The 4th of July is supposed to be a celebration, but instead thousands of people are finding themselves nursing injuries.
It may seem harmless to buy a few sparklers, some roman candles and a rocket or two to celebrate the holiday, but it's important to handle fireworks safely.
If you're planning to skip the public fireworks shows and do your own, make sure that having fireworks in your area is legal. Don't break the law for a few fireworks.
In fact, your community's professional fireworks show is probably your safest bet anyway, says the National Council of Fireworks.
Whether you do it yourself or attend a public show, here are a few ways to make sure your fireworks display on the 4th of July is injury-free.
Fireworks Cause Burns and Blazes
Fireworks get incredibly hot, reaching temperatures of over 1,200 degrees Fahrenheit. By the way, glass melts at 900 degrees and wood burns at 575 degrees Fahrenheit, just to give you an idea of how hot that really is, according to the National Firework Protection Association.
Light all fireworks at arms length, and never hover over them. You want to wear long sleeves and pants to protect your skin, and goggles to protect your eyes, says the Fireworks Alliance. Also, leave the sandals and flip-flops at home. You'll need to shoes that cover your feet to prevent burns or just in case you have to run to safety.
Source:The U.S. Consumer Product Safety Commission 2012 Fireworks Annual Report
Never touch or try to reignite a firework that didn't fully ignite. Sparks might fly when you touch dud fireworks. Wait about 20 minutes and then soak them in water, says the Fireworks Alliance.
The Spark in Your Eyes
Fireworks can also cause severe eye injuries. About 1,400 people suffer from burns, abrasions and cuts to their eyes each year when fireworks debris punctures the eye, according to the American Association for Pediatric Ophthalmology and Strabismus.
In fact, some of the most severe injuries happen to your eyes. If you decide to attend a fireworks show, stay behind the area's barriers, which should be set at least 500 feet away, according to the American Academy of Ophthalmology.
If you or a child gets an eye injury from fireworks, get to the doctor immediately.
- Rub your eyes
- Rinse your eyes
- Add pressure
- Remove an object if it's stuck in your eye
- Apply ointment
- Take aspirin or ibuprofen because it's a blood thinner and could cause bleeding
Keeping Kids Safe
Source: The National Fire Protection Association, U.S. Consumer Product Safety Commission
Many of the people injured by fireworks are kids.
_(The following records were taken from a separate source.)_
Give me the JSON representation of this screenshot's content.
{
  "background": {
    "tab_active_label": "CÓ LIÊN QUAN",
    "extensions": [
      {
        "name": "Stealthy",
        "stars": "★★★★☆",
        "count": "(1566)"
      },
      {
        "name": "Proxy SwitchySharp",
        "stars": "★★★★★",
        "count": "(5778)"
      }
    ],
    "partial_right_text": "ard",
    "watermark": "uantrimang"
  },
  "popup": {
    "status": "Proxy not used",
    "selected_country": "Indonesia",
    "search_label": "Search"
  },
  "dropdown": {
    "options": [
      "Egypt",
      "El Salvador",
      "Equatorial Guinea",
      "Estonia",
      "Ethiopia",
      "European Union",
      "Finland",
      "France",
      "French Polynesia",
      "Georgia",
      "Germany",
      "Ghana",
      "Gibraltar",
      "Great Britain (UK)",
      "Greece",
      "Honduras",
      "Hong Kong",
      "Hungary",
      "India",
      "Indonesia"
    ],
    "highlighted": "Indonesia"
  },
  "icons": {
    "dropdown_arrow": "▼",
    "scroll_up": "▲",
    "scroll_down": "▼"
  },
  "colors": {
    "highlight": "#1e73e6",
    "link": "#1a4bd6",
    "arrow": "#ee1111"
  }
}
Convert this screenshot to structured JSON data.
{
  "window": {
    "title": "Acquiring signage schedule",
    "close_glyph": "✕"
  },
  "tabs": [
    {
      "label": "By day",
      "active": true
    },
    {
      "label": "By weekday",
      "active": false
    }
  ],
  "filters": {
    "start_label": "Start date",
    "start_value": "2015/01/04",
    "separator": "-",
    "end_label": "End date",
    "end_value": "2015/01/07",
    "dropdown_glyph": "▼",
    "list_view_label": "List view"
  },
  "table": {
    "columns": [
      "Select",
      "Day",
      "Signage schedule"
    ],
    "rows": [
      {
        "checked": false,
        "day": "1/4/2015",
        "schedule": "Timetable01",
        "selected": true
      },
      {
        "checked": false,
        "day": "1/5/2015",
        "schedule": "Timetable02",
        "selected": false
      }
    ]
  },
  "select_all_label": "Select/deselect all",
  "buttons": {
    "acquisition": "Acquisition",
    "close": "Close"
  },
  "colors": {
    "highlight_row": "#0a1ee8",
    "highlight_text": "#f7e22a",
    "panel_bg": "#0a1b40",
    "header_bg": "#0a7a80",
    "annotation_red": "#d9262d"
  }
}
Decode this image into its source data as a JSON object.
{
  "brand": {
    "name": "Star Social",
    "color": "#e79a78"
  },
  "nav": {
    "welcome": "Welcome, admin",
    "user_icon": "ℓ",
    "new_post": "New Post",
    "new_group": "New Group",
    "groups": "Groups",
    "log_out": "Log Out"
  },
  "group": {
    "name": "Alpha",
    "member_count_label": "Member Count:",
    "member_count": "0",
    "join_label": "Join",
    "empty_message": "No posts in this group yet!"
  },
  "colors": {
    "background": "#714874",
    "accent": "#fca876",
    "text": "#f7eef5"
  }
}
Children 5 years old and younger account for about 500 injuries and children aged 5-14 account for about 1,500, says a 2013 report from the Consumer Product Safety Commission.
Even though they light up and make noise, fireworks are not toys and can seriously hurt your children and you.
Younger children shouldn't play with fireworks. And parents or another responsible adult need to supervise teenagers when they are handling fireworks, says the National Council of Fireworks.
Teach children that throwing, pointing or waving sparklers at other people is out of the question. Someone could easily get burned this way, the Council says.
Fireworks Are Fire-Starters
More fires happen on Independence Day than any other day out of the year. In 2011, there were 17,800 fires started from fireworks alone, says the National Fire Protection Association.
The best way to prevent a building fire is to not light fireworks close to a building. That way sparks can't fly onto flammable material and ignite. When you are done with fireworks, thoroughly extinguish them so they won't catch fire again. Place them with a bucket of water or douse them with water using a water hose, says the Fireworks Alliance.
July 4th is a time to enjoy yourself, not be sitting in the doctor's office with an injury. Fun is important but safety comes first.
If you or a member of your family does end up with an injury from fireworks, EIRMC's Emergency Department is here to help. Remember, you can text “ER” to 23000 to find out our average ER wait times.